HLN reported this week that newly obtained search warrants had revealed that Hannah Anderson's mother and brother were tortured before they were killed in suspected Amber Alert abductor James DiMaggio’s home.
Hannah, 16, was reunited with her father in California just days after DiMaggio was shot and killed by an FBI agent in the Idaho wilderness.
But the trauma of being kidnapped, losing family members and other moments the public has not yet been made aware, will most likely require therapy in the weeks, months and, perhaps, years to come.
However, Hannah has already fielded several questions about the horrific ordeal ... not from reporters ... but from users on a social media website called Ask.fm. The teen has also been posting on her Instagram account.
This now begs the question: Can young people really deal with their personal trauma effectively online?
Social commentator Samantha Schacher says, "Because users are anonymous, anything goes. Questions can become controversial, sexual, abusive and sometimes they lend to bullying."
SiriusXM radio host and attorney Hutt added, "Who could be surprised that Hannah is taking to the Internet and doing what she wants? She's a 16-year-old girl. That's what kids do today. They vent online. They throw it up online and throw it out and think that that then ends the trauma."
Psychologist Wendy Walsh, Ph.D. noted, "Hannah's been isolated. She's been alone. She's grieving the loss of her psychological and physical lifeline, her mother and her brother. And so, to reach out, I totally understand the psychological dynamics. To reach out and receive care and contact with people, and also being able to control it ... she's very angry at our speculations and to be able to have this control in some ways is healing for her."
Psychotherapist Tiffanie Davis Henry, Ph.D. continued, "The problem I have with it, of course, is that everybody isn't nice [online]. Not everybody says nice, helpful, nurturing, warm things.
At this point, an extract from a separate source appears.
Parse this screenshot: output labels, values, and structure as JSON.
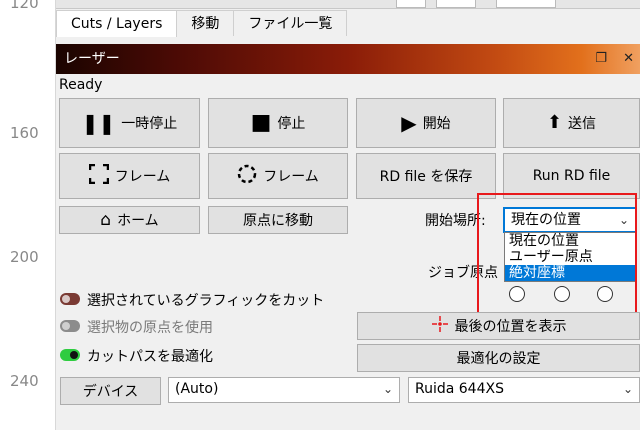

Some people did, but there are also some very cruel people out there ... hurtful comments were coming from people that know better and should have never re-victimized her. If you want your privacy, then you have to remain private."
What do you think? Let us know your thoughts in the comment section below.